When The Pastels formed in Glasgow in the early 80s, Postcard Records boss Alan Horne assumed they had been invented by Orange Juice‘s Edwyn Collins “just to annoy him”. A decade later, Kurt Cobain would name them as his favourite band.
Therein was the enigma of The Pastels; loathed by those who misconstrued them as twee anorak-clad waifs, hailed by others who saw them as the archetype of an almost forgotten indie realism.
Consequently, fey frontman Stephen Pastel has acquired a unique cult status at odds with his day-to-day existence behind the counter of the record shop he co-owns in Glasgow.
Born Stephen McRobbie, Pastel admits that his group’s career was “probably the oddest trajectory of any band ever”.
Releasing their first single, Heavens Above, in 1982, they spent the next four years jingle-jangling their way from Rough Trade to Creation, then Glass – by which time they’d been hijacked by NMEs mid-80s indie zeitgeist, C86.
With The Pastels finally gaining new fans and with Stephen helping to launch the 53rd & 3rd label, instead of basking in his fame as ‘The King of Schmindie’, he was studying to become a librarian at Strathclyde University!
After a personnel shake-up in 1991 (the year their single Speeding Motorcycle made NME ‘Single of the Week’) the group became extremely sporadic. The ensuing decade saw just two studio albums, a remix CD and a film soundtrack (featuring a vocal cameo from Jarvis Cocker).

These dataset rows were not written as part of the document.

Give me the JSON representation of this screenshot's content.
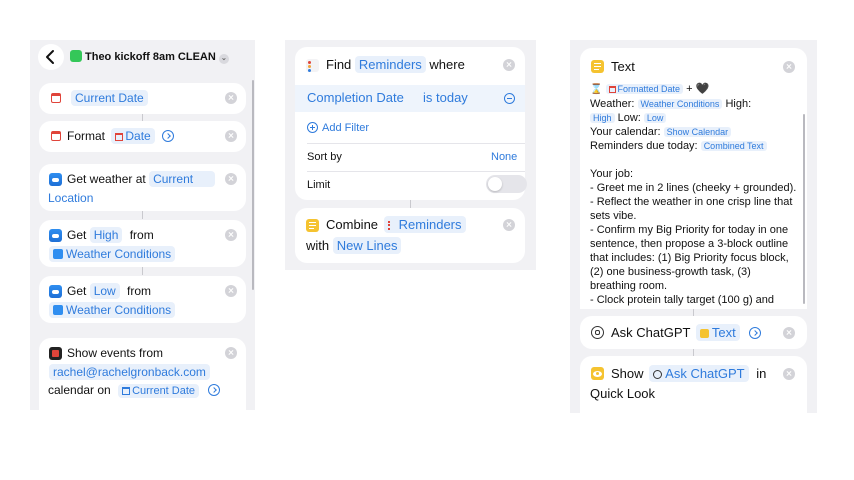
{
  "panel1": {
    "shortcut_name": "Theo kickoff 8am CLEAN",
    "actions": {
      "current_date": {
        "label": "Current Date"
      },
      "format": {
        "verb": "Format",
        "token": "Date"
      },
      "weather": {
        "verb": "Get weather at",
        "token_a": "Current",
        "token_b": "Location"
      },
      "get_high": {
        "verb": "Get",
        "token": "High",
        "from": "from",
        "source": "Weather Conditions"
      },
      "get_low": {
        "verb": "Get",
        "token": "Low",
        "from": "from",
        "source": "Weather Conditions"
      },
      "events": {
        "verb": "Show events from",
        "account": "rachel@rachelgronback.com",
        "calendar_on": "calendar on",
        "date_token": "Current Date"
      }
    }
  },
  "panel2": {
    "find": {
      "verb": "Find",
      "token": "Reminders",
      "where": "where"
    },
    "filter": {
      "field": "Completion Date",
      "op": "is today"
    },
    "add_filter": "Add Filter",
    "sort_by": {
      "label": "Sort by",
      "value": "None"
    },
    "limit": {
      "label": "Limit",
      "enabled": false
    },
    "combine": {
      "verb": "Combine",
      "token": "Reminders",
      "with": "with",
      "sep": "New Lines"
    }
  },
  "panel3": {
    "text_card": {
      "title": "Text",
      "line0_token": "Formatted Date",
      "line0_plus": "+",
      "weather_label": "Weather:",
      "weather_token": "Weather Conditions",
      "high_label": "High:",
      "high_token": "High",
      "low_label": "Low:",
      "low_token": "Low",
      "calendar_label": "Your calendar:",
      "calendar_token": "Show Calendar",
      "reminders_label": "Reminders due today:",
      "reminders_token": "Combined Text",
      "body": [
        "Your job:",
        "- Greet me in 2 lines (cheeky + grounded).",
        "- Reflect the weather in one crisp line that",
        "sets vibe.",
        "- Confirm my Big Priority for today in one",
        "sentence, then propose a 3-block outline",
        "that includes: (1) Big Priority focus block,",
        "(2) one business-growth task, (3)",
        "breathing room.",
        "- Clock protein tally target (100 g) and"
      ]
    },
    "ask": {
      "verb": "Ask ChatGPT",
      "token": "Text"
    },
    "show": {
      "verb": "Show",
      "token": "Ask ChatGPT",
      "in": "in",
      "target": "Quick Look"
    }
  },
  "colors": {
    "accent": "#2f7bdc",
    "token_bg": "#e8f0fb",
    "panel_bg": "#f1f1f4"
  }
}
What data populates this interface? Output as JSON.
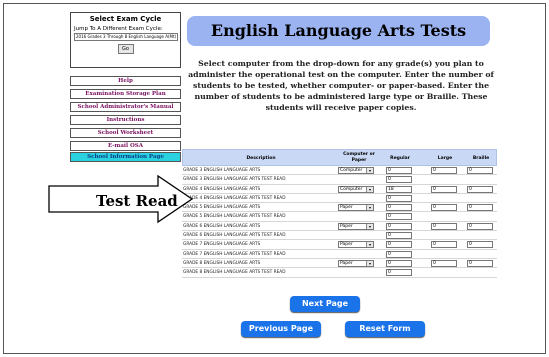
{
  "left_panel": {
    "exam_cycle_title": "Select Exam Cycle",
    "jump_label": "Jump To A Different Exam Cycle:",
    "exam_cycle_selected": "2016 Grades 3 Through 8 English Language A(Mt)",
    "go_label": "Go",
    "nav_items": [
      "Help",
      "Examination Storage Plan",
      "School Administrator's Manual",
      "Instructions",
      "School Worksheet",
      "E-mail OSA",
      "School Information Page"
    ]
  },
  "header": {
    "title": "English Language Arts Tests",
    "instructions": "Select computer from the drop-down for any grade(s) you plan to administer the operational test on the computer. Enter the number of students to be tested, whether computer- or paper-based. Enter the number of students to be administered large type or Braille. These students will receive paper copies."
  },
  "table": {
    "columns": [
      "Description",
      "Computer or Paper",
      "Regular",
      "Large",
      "Braille"
    ],
    "rows": [
      {
        "description": "GRADE 3 ENGLISH LANGUAGE ARTS",
        "mode": "Computer",
        "regular": "0",
        "large": "0",
        "braille": "0"
      },
      {
        "description": "GRADE 3 ENGLISH LANGUAGE ARTS TEST READ",
        "regular": "0"
      },
      {
        "description": "GRADE 4 ENGLISH LANGUAGE ARTS",
        "mode": "Computer",
        "regular": "18",
        "large": "0",
        "braille": "0"
      },
      {
        "description": "GRADE 4 ENGLISH LANGUAGE ARTS TEST READ",
        "regular": "0"
      },
      {
        "description": "GRADE 5 ENGLISH LANGUAGE ARTS",
        "mode": "Paper",
        "regular": "0",
        "large": "0",
        "braille": "0"
      },
      {
        "description": "GRADE 5 ENGLISH LANGUAGE ARTS TEST READ",
        "regular": "0"
      },
      {
        "description": "GRADE 6 ENGLISH LANGUAGE ARTS",
        "mode": "Paper",
        "regular": "0",
        "large": "0",
        "braille": "0"
      },
      {
        "description": "GRADE 6 ENGLISH LANGUAGE ARTS TEST READ",
        "regular": "0"
      },
      {
        "description": "GRADE 7 ENGLISH LANGUAGE ARTS",
        "mode": "Paper",
        "regular": "0",
        "large": "0",
        "braille": "0"
      },
      {
        "description": "GRADE 7 ENGLISH LANGUAGE ARTS TEST READ",
        "regular": "0"
      },
      {
        "description": "GRADE 8 ENGLISH LANGUAGE ARTS",
        "mode": "Paper",
        "regular": "0",
        "large": "0",
        "braille": "0"
      },
      {
        "description": "GRADE 8 ENGLISH LANGUAGE ARTS TEST READ",
        "regular": "0"
      }
    ]
  },
  "annotation": {
    "label": "Test Read"
  },
  "buttons": {
    "next": "Next Page",
    "previous": "Previous Page",
    "reset": "Reset Form"
  },
  "colors": {
    "banner": "#9bb3f1",
    "nav_text": "#7a1060",
    "nav_active": "#2ad2e0",
    "table_header": "#c9d8f4",
    "button": "#1a73e8"
  }
}
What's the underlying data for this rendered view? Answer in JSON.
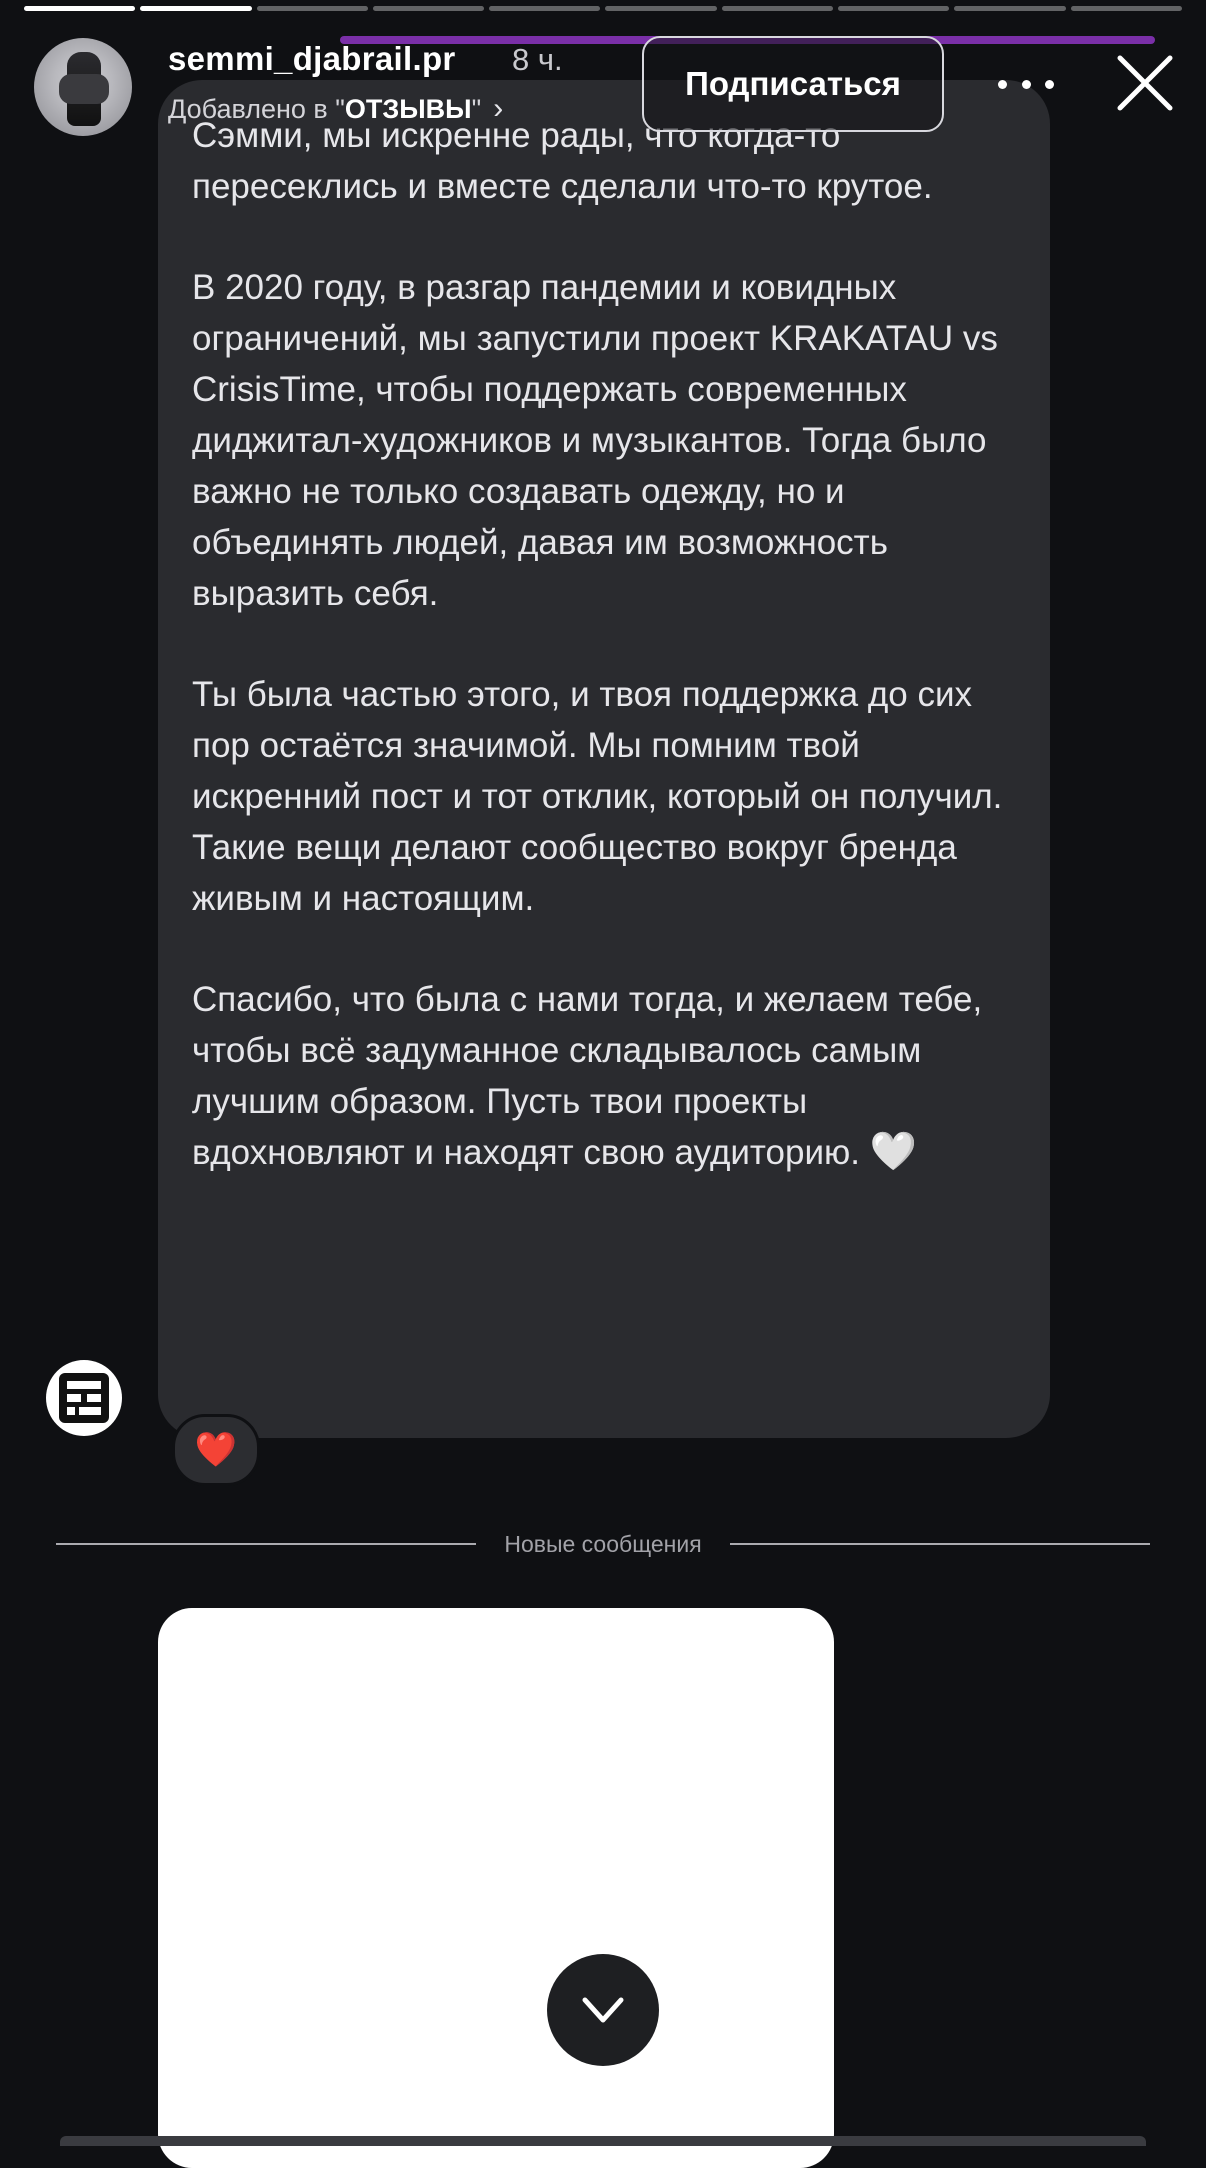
{
  "story": {
    "progress_segments": 10,
    "progress_completed": 2,
    "username": "semmi_djabrail.pr",
    "time": "8 ч.",
    "added_prefix": "Добавлено в \"",
    "highlight_name": "ОТЗЫВЫ",
    "added_suffix": "\"",
    "subscribe_label": "Подписаться"
  },
  "message": {
    "paragraphs": [
      "Сэмми, мы искренне рады, что когда-то пересеклись и вместе сделали что-то крутое.",
      "В 2020 году, в разгар пандемии и ковидных ограничений, мы запустили проект KRAKATAU vs CrisisTime, чтобы поддержать современных диджитал-художников и музыкантов. Тогда было важно не только создавать одежду, но и объединять людей, давая им возможность выразить себя.",
      "Ты была частью этого, и твоя поддержка до сих пор остаётся значимой. Мы помним твой искренний пост и тот отклик, который он получил. Такие вещи делают сообщество вокруг бренда живым и настоящим.",
      "Спасибо, что была с нами тогда, и желаем тебе, чтобы всё задуманное складывалось самым лучшим образом. Пусть твои проекты вдохновляют и находят свою аудиторию."
    ],
    "end_emoji": "🤍",
    "reaction": "❤️"
  },
  "divider": {
    "label": "Новые сообщения"
  },
  "colors": {
    "background": "#0f1013",
    "bubble": "#2a2b2f",
    "accent_purple": "#7a2fa8",
    "reaction_red": "#e8203a"
  }
}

The Pastels celebrated their 20th anniversary in 2006 and Stephen still refuses to give up his day job.
Stephen Pastel (McRobbie)
Brian Superstar (Taylor)
Annabel ‘Aggi’ Wright